|For this review I will
be discussing the Marshall version of the Dynatube plug-in, although it
should be noted that if you own more than one model of the Dynatube
range (four in total) that you will be able to mix and match the amp
heads and cabinets. It would be possible for example to run a
Marshall amp through the Mesa Boogie cabinet etc.
In order to get the best sound out
of a Dynatube rig, the manual suggests that you should use a line
level or pre-amplified signal from your analog inputs rather than
plugging in the guitar direct. For my purposes I found that excellent
results could be achieved by pre-amplifying my guitar through a Digitech ValveFX unit, and applying effects at this stage rather than
later on in Scope. However, it is quite feasible to record your
guitar dry and apply Dynatube plus Scope effects later on.
Whilst this approach has the advantage of being able to tweak the amp
and cabinet sound later on, recording with Dynatube means that you can
remove the Dynatube from your project and use the DSP power for some
Another advantage of using
Dynatube is that it's designed to get greater distortion at lower
volumes, so you do not have to crank the volume as high as you would
on a real amplifier.
Another addition to the Dynatube
over a real amp is the 'Distance' knob which simulates the distance of
the microphone from the cabinet, allowing for a variation between near
field and far field tones.
All in all the Dynatube can add a

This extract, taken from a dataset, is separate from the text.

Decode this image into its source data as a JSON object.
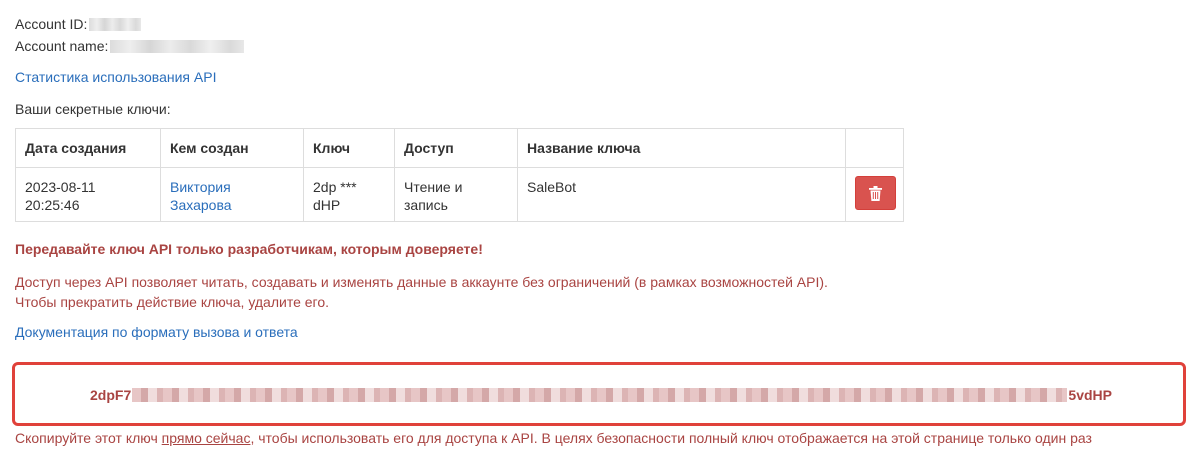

fantastic live crunch to otherwise boring DI guitar tones and is of
great convenience over using real amps: volume, space and expense wise.